● WORK INSTRUCTION: Your task is to filter the entries and copy every line containing the string "Management".

● SOURCE MATERIAL:
+ + +
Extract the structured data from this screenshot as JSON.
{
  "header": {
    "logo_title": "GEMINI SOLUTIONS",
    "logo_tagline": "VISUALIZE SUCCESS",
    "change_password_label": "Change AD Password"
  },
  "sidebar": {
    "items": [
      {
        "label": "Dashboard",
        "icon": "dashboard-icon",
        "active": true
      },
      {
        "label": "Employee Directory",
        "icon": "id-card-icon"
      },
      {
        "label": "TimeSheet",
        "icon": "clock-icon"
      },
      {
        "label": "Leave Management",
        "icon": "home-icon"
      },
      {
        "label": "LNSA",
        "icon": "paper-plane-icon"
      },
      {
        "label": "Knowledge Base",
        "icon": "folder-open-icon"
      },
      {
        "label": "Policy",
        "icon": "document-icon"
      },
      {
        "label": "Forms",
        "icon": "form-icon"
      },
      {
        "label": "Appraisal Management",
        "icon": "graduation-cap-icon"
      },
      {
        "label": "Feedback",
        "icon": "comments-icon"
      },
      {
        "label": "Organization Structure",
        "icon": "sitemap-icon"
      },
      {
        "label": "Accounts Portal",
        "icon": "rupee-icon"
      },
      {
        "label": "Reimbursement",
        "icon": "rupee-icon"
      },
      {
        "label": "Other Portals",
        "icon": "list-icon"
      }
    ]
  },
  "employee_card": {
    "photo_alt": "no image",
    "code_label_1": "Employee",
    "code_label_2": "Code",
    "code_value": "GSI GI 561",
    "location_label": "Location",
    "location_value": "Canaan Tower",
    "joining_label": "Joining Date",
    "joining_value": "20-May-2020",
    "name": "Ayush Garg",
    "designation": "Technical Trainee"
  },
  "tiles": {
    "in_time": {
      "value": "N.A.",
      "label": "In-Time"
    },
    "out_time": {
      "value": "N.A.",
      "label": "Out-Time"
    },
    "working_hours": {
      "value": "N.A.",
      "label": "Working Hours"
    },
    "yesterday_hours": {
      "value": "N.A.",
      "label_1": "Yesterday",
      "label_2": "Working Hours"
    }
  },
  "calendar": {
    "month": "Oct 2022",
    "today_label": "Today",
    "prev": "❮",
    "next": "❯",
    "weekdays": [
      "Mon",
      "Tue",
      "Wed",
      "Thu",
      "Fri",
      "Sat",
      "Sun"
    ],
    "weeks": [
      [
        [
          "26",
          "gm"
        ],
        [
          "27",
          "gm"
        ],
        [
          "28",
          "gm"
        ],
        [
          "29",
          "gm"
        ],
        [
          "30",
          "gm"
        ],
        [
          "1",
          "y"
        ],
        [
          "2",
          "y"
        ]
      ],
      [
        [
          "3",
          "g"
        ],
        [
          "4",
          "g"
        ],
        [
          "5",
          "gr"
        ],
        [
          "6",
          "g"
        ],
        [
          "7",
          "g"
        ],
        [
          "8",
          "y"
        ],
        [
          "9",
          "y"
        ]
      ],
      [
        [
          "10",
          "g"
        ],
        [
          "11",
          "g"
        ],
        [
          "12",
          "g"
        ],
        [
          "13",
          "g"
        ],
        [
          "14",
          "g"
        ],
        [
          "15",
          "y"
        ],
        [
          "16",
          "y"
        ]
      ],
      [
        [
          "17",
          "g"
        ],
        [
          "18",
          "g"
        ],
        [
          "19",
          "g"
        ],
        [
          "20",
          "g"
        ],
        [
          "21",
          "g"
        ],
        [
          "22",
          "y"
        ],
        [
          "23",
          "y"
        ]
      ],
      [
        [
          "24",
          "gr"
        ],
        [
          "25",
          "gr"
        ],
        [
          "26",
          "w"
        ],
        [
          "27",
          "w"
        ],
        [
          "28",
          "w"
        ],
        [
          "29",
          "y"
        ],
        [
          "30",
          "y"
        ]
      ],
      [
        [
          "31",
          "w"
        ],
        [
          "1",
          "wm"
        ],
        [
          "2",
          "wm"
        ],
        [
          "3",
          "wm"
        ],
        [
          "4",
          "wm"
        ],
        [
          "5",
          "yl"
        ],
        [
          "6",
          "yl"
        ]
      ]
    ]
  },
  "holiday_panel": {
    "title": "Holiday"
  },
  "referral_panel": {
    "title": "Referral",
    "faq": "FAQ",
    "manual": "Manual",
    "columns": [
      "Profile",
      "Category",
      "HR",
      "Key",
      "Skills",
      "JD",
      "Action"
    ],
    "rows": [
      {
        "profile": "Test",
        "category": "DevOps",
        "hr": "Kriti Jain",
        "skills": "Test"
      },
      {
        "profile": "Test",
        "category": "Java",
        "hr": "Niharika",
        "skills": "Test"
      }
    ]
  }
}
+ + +
● WRITTEN RESPONSE:
        "label": "Leave Management",
        "label": "Appraisal Management",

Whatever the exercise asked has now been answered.